### Brief
Scan the records for the word "folder". Copy each line that includes it.

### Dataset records
--------------------------------------------------

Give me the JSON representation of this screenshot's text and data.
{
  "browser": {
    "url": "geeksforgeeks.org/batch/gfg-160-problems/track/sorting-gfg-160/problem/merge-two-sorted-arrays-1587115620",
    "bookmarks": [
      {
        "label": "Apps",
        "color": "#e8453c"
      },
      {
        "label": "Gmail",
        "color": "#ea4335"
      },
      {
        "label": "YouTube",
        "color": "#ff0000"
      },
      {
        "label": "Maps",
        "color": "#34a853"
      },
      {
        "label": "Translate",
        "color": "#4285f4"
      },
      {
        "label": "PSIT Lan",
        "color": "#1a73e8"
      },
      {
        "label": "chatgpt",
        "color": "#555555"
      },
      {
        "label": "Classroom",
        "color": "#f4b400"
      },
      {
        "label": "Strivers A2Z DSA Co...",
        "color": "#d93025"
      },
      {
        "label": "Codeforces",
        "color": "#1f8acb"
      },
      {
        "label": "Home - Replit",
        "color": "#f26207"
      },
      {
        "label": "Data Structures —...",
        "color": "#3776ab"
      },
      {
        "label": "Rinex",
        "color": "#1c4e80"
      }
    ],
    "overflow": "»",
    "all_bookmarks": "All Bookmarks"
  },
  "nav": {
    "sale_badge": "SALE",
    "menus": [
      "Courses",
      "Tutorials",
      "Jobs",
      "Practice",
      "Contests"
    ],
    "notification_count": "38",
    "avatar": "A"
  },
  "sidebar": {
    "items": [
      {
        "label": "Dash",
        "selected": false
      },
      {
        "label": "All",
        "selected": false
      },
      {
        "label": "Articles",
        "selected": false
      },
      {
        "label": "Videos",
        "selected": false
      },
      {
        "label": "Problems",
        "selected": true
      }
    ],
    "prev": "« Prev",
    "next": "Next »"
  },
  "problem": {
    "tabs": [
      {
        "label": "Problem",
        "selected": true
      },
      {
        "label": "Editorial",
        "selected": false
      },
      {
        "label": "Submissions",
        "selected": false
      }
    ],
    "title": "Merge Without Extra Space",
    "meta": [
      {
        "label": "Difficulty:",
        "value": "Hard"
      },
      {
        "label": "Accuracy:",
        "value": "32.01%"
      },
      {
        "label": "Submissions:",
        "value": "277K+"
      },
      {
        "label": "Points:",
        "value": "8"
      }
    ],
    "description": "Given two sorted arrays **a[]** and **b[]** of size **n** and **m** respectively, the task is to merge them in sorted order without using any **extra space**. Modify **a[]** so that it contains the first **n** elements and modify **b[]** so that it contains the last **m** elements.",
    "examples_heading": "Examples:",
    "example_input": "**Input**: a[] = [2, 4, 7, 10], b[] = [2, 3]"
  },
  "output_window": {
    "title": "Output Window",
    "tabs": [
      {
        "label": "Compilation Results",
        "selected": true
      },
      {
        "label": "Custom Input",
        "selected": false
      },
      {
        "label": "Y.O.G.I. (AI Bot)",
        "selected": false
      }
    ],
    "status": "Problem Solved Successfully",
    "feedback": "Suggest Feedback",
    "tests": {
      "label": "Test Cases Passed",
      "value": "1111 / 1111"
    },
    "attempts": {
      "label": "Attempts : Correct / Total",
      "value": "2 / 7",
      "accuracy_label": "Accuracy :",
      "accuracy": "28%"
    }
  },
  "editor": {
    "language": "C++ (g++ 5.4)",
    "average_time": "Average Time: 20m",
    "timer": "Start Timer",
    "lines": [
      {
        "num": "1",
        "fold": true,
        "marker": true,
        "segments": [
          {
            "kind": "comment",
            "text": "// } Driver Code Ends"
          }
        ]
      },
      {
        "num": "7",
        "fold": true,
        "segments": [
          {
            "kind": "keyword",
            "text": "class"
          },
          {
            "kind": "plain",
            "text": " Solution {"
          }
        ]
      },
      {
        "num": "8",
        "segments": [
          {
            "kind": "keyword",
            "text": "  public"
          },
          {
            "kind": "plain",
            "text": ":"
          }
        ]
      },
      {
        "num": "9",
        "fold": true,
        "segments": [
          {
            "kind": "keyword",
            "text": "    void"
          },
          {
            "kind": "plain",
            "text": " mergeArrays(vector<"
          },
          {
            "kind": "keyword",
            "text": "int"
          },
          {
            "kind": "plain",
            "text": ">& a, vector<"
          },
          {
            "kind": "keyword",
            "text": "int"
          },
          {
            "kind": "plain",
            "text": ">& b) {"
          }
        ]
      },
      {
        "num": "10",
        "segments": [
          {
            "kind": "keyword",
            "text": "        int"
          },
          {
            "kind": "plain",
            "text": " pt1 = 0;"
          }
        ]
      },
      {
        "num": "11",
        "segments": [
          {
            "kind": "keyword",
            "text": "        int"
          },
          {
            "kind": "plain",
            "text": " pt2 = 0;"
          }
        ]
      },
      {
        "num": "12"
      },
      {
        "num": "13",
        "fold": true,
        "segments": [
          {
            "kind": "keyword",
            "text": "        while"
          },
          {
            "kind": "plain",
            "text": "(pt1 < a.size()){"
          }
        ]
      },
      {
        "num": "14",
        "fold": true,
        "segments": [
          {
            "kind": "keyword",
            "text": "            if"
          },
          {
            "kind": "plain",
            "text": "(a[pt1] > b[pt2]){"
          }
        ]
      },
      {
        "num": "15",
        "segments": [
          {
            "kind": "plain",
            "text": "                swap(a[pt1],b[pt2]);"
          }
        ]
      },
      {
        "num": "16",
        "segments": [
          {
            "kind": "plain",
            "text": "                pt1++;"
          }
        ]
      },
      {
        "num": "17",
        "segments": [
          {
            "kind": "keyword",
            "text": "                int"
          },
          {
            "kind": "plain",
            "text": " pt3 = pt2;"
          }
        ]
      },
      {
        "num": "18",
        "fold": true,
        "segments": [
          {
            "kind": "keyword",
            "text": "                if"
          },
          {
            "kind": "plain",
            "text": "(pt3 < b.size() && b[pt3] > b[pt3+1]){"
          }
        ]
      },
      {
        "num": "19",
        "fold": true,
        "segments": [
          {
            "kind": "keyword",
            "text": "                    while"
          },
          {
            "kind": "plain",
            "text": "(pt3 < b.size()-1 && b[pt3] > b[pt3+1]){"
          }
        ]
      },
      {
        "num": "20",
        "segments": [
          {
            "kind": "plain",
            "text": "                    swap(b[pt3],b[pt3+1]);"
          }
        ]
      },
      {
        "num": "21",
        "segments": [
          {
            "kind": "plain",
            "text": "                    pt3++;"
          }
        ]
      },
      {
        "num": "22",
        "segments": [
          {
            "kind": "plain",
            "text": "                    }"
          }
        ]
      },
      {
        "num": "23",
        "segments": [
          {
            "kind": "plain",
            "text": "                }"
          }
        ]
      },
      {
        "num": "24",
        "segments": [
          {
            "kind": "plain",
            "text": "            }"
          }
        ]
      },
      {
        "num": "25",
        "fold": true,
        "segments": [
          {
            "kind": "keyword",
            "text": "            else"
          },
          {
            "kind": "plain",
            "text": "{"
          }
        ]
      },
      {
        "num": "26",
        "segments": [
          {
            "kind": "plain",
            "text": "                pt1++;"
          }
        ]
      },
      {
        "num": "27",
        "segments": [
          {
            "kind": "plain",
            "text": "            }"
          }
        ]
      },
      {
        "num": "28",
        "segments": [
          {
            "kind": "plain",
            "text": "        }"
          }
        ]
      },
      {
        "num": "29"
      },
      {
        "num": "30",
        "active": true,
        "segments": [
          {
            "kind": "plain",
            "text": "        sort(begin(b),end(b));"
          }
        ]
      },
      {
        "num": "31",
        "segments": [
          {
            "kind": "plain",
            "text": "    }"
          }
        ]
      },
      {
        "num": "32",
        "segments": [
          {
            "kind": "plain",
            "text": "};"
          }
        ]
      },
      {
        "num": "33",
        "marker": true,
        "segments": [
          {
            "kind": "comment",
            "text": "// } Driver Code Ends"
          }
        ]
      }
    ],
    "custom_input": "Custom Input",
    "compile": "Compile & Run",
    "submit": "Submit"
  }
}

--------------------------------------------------

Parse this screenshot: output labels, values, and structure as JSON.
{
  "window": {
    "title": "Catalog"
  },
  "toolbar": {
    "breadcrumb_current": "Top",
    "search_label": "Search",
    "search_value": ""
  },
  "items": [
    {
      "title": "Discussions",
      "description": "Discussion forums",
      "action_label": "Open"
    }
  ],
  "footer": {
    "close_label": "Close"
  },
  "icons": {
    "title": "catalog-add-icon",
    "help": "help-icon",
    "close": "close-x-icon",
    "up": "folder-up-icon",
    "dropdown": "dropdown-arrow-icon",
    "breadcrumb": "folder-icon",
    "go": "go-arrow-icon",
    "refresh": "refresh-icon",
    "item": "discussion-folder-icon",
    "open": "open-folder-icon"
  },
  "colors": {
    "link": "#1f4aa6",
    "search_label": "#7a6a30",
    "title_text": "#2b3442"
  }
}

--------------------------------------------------

### The answer
    "up": "folder-up-icon",
    "breadcrumb": "folder-icon",
    "item": "discussion-folder-icon",
    "open": "open-folder-icon"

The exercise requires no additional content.